Exercise goal:
Whenever a line carries the word "last", pull it out of the entries.

Input data:
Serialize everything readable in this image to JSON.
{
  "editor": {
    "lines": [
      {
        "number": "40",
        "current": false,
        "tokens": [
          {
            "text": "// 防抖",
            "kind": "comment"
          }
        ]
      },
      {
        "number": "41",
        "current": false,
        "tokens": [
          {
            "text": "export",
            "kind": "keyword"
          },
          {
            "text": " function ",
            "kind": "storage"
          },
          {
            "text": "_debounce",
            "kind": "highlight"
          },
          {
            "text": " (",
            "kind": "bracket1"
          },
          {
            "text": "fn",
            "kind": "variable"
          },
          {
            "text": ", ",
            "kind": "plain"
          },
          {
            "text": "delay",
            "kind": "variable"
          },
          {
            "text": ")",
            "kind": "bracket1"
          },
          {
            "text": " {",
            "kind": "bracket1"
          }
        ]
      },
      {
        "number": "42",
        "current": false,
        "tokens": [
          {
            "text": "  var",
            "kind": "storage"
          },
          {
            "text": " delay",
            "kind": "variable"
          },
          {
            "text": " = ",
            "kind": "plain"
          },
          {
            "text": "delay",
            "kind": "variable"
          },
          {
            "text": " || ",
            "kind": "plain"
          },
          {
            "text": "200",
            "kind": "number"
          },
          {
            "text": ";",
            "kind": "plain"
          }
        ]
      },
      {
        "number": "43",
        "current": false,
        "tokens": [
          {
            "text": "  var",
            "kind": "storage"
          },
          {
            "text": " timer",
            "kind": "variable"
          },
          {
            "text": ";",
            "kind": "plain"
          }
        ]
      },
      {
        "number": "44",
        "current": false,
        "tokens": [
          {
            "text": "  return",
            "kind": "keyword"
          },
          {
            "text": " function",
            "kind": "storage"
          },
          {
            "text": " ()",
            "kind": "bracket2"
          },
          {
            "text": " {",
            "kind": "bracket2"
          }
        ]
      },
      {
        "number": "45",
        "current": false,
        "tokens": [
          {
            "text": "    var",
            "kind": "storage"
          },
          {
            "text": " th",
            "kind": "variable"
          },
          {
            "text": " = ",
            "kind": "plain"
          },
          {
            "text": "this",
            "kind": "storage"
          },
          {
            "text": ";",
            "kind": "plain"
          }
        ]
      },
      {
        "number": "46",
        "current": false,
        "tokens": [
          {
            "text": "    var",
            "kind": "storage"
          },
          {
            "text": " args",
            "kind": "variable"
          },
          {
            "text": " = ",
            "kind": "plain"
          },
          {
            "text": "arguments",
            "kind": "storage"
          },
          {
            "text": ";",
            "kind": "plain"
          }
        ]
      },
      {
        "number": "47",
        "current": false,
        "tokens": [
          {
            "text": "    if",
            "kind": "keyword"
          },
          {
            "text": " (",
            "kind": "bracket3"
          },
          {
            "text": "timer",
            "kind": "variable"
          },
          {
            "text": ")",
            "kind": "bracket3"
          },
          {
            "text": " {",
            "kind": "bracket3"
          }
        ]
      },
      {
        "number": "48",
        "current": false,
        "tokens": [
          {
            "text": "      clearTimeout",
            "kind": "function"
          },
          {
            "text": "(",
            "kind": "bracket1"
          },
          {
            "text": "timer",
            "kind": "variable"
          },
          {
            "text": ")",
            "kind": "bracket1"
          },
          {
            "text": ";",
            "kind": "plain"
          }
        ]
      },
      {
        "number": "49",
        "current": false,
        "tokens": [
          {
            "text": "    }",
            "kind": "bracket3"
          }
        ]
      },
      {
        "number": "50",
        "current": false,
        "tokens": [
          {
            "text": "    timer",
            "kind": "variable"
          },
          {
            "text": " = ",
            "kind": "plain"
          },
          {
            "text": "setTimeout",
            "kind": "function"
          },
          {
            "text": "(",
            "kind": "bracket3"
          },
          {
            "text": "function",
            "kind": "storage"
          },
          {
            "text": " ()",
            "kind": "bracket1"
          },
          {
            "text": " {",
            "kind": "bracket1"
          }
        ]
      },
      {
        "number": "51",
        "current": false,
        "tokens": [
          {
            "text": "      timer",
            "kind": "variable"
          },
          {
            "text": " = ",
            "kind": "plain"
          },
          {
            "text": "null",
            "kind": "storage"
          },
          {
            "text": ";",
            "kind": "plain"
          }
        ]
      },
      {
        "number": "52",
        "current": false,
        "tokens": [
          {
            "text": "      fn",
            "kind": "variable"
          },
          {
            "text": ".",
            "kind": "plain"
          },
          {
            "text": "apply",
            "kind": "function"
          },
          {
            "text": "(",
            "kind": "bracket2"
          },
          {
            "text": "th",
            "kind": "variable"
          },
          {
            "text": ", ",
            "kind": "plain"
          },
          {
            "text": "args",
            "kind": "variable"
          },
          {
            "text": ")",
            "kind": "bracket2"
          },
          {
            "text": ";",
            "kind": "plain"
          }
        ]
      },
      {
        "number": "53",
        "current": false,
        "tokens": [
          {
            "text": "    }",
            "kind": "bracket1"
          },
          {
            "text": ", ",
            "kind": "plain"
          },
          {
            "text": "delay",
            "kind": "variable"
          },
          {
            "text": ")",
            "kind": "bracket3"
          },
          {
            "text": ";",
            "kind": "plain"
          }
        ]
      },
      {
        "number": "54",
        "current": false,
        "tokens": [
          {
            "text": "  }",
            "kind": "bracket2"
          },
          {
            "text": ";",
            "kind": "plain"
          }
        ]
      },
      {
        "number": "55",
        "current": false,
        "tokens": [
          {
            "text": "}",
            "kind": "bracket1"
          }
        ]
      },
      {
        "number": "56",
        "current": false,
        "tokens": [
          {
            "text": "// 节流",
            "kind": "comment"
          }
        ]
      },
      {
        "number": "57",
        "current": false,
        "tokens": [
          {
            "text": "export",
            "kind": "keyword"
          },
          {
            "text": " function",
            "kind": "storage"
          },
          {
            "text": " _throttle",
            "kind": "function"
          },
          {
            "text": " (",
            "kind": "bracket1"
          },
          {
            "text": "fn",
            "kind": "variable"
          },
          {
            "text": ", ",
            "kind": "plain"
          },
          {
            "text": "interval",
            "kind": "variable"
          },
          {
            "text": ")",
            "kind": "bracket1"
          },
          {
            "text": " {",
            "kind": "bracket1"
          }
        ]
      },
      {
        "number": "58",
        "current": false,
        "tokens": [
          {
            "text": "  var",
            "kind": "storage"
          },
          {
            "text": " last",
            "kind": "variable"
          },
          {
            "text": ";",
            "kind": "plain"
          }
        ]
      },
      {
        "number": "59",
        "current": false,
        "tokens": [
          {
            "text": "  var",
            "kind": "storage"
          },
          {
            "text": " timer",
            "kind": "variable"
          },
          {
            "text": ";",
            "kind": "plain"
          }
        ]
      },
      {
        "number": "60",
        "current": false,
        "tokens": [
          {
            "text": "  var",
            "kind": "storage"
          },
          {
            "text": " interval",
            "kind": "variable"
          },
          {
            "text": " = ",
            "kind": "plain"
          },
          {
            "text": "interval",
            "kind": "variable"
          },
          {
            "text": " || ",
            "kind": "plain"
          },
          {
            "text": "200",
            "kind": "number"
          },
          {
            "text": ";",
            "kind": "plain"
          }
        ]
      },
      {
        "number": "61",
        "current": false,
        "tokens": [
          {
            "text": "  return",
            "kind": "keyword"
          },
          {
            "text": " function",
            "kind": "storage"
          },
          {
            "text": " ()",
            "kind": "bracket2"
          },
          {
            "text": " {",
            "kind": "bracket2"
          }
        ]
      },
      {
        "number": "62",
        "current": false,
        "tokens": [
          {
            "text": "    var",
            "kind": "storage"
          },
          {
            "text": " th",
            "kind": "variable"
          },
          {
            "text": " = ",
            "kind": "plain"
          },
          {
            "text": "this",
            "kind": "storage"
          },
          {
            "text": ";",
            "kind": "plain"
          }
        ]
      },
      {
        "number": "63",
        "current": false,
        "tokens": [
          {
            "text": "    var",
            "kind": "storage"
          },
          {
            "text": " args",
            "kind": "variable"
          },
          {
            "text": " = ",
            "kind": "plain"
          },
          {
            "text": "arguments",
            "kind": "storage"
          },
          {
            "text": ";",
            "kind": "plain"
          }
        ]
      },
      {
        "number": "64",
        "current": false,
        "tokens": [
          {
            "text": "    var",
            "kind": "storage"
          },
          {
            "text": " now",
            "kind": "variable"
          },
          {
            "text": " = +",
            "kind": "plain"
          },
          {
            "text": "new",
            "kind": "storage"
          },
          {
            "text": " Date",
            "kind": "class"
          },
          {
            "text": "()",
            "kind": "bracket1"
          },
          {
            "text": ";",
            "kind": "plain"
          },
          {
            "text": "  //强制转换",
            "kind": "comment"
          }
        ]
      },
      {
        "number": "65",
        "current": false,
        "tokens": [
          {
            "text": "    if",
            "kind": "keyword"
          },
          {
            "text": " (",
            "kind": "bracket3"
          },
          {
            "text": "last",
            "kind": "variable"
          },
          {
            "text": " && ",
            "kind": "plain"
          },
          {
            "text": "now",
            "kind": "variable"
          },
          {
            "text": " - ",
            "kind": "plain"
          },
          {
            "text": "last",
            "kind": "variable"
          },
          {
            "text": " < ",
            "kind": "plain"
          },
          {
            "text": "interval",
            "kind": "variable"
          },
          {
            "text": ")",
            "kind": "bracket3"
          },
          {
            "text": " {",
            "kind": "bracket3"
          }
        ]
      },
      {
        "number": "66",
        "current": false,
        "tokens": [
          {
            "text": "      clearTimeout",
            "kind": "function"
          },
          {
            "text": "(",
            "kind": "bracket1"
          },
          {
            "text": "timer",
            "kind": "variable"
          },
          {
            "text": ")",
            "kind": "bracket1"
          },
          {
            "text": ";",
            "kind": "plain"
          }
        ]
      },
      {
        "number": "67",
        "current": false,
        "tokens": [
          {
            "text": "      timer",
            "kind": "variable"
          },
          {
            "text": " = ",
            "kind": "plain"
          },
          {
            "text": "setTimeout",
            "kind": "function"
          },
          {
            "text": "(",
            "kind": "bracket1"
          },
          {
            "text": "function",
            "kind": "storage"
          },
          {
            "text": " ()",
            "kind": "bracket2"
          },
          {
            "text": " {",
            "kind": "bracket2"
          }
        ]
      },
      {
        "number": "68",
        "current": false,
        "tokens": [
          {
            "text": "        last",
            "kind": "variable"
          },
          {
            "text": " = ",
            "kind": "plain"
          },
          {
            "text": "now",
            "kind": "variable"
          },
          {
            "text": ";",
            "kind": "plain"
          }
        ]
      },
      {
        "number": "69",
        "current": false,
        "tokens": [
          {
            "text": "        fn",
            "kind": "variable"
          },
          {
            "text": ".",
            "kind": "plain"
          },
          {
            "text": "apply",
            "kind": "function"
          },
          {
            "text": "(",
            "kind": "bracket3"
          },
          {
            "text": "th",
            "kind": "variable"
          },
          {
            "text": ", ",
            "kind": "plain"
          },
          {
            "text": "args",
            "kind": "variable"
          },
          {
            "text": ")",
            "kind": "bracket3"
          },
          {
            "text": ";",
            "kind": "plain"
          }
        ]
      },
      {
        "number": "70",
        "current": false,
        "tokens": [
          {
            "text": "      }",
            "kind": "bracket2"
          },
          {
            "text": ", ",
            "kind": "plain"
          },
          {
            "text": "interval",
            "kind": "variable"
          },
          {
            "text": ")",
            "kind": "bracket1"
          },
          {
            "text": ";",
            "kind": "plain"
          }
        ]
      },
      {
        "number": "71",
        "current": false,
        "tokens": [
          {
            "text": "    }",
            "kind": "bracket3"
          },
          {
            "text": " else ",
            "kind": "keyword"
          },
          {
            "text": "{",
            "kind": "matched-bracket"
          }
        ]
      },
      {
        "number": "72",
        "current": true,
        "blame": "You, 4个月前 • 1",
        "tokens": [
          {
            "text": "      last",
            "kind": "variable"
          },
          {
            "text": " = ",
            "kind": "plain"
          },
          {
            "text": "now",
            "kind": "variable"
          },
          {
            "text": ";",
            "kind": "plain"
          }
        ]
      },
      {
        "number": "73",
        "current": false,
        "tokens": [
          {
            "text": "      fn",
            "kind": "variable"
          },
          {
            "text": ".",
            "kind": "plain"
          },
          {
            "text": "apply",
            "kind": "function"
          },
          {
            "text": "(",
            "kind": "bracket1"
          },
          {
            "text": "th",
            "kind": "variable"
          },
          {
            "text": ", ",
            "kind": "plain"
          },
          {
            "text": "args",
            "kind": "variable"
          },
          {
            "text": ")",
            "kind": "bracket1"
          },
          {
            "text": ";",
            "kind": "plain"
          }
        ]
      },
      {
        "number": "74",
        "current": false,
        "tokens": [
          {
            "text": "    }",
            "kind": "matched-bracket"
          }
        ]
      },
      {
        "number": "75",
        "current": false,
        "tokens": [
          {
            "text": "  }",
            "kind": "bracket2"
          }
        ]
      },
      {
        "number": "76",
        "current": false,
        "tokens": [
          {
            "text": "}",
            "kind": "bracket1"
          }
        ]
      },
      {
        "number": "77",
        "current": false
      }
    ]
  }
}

Task solution:
            "text": " last",
            "text": "last",
            "text": "last",
            "text": "        last",
            "text": "      last",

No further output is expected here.